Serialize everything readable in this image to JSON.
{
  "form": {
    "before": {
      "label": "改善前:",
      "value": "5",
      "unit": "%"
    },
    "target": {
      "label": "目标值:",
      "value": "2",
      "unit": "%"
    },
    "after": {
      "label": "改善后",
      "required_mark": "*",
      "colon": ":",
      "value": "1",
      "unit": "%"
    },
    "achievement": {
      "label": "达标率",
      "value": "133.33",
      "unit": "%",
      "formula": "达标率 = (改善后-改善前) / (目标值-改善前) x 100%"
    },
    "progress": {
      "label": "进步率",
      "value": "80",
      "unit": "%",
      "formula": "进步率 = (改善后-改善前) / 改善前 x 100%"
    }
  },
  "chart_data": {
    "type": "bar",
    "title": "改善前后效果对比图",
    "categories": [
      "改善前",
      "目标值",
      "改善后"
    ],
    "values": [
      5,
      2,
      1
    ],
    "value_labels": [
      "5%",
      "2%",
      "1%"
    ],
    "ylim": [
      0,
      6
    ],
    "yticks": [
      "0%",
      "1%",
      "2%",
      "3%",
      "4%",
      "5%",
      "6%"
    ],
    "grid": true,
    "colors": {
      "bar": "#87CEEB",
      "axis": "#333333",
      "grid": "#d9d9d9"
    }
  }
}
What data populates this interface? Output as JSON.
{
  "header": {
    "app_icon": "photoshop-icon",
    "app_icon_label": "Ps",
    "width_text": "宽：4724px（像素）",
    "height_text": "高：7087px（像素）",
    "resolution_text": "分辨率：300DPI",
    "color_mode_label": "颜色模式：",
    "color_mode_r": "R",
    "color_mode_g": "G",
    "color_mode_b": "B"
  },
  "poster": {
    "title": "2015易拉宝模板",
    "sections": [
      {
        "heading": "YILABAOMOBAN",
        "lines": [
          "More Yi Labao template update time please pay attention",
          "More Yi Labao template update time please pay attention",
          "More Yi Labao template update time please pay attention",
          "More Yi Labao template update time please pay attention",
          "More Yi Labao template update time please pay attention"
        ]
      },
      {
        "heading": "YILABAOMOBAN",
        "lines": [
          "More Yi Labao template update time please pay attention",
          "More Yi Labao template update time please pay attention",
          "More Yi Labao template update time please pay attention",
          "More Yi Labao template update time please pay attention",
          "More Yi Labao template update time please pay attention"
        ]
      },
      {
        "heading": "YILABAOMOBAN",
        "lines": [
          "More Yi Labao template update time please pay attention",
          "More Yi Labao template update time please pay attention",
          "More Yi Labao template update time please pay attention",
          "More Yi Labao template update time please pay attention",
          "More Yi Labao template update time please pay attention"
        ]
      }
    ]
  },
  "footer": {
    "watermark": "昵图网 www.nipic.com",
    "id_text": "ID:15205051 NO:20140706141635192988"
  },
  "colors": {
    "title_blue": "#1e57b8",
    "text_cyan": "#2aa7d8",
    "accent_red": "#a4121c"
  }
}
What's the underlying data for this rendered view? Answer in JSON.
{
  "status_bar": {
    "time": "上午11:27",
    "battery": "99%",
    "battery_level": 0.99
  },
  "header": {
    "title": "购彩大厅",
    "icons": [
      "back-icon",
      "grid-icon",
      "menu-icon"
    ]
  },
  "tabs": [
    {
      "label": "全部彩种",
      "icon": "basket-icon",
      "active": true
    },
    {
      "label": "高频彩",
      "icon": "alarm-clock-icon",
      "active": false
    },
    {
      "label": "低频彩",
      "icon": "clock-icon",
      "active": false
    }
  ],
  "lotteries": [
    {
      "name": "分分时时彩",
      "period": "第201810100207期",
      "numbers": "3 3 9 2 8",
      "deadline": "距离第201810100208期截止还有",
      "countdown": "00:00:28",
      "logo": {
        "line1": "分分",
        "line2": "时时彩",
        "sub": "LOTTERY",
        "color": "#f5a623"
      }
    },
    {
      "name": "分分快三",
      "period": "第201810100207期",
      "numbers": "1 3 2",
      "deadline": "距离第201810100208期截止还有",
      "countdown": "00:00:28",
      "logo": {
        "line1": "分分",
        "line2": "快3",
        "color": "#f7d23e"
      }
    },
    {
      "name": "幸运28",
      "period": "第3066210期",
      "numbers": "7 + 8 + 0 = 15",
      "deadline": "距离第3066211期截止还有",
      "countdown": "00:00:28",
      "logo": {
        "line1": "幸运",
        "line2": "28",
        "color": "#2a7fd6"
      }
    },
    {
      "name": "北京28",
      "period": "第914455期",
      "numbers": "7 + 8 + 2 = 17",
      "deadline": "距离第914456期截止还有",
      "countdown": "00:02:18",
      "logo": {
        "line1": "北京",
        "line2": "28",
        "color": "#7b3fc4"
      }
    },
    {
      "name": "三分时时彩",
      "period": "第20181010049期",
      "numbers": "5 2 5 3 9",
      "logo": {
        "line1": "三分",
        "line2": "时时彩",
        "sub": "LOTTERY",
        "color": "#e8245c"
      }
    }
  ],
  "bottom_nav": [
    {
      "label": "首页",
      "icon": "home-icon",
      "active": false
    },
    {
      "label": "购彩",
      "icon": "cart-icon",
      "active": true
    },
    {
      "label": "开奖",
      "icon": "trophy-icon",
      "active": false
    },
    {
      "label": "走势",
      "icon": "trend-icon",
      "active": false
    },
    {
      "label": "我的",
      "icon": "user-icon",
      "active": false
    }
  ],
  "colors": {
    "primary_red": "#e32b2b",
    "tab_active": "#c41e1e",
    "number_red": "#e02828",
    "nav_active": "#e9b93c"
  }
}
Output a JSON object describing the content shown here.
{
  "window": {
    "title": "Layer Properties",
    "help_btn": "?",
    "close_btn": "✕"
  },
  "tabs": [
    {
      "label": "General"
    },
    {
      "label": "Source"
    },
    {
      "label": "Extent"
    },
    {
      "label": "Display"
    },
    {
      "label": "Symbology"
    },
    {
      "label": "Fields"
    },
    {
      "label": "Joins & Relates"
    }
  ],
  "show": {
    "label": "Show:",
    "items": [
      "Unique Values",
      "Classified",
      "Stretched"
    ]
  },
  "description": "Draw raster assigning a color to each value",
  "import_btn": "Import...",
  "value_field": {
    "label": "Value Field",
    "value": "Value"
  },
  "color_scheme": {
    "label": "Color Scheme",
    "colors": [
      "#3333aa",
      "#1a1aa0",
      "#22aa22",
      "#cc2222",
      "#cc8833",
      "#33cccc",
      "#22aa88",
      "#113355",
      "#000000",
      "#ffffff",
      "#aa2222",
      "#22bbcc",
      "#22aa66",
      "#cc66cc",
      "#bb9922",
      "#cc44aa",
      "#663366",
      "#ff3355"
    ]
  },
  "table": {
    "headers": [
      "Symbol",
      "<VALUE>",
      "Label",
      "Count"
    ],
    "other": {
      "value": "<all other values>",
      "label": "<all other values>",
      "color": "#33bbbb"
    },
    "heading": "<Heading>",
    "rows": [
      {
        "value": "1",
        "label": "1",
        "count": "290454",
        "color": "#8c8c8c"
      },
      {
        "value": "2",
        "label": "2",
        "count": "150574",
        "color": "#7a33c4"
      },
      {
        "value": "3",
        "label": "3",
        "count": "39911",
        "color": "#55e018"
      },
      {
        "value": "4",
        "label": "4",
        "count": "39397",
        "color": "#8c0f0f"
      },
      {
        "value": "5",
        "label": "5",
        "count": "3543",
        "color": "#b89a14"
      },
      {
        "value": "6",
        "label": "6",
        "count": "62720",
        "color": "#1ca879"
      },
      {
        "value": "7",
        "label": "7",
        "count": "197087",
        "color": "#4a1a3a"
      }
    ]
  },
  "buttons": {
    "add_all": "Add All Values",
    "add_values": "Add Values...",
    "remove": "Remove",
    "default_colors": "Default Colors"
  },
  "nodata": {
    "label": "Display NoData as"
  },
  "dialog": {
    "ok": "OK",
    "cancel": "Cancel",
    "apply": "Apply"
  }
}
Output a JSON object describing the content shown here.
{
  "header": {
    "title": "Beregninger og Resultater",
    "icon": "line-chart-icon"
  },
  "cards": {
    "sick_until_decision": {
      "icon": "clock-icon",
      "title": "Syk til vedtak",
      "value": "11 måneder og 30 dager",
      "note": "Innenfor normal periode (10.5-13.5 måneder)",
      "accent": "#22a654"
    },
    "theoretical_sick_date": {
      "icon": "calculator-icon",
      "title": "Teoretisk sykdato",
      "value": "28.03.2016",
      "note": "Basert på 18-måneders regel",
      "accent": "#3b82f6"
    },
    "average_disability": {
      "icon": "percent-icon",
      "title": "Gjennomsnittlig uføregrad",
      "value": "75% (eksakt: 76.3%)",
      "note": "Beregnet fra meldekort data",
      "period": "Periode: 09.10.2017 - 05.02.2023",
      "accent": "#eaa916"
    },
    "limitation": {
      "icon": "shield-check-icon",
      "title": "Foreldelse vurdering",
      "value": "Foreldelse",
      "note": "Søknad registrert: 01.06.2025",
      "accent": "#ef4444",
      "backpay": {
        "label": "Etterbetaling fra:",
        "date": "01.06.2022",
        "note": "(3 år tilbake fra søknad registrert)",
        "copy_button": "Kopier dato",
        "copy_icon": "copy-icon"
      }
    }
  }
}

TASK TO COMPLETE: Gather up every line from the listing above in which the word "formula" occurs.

REPLY TO THE TASK:
      "formula": "达标率 = (改善后-改善前) / (目标值-改善前) x 100%"
      "formula": "进步率 = (改善后-改善前) / 改善前 x 100%"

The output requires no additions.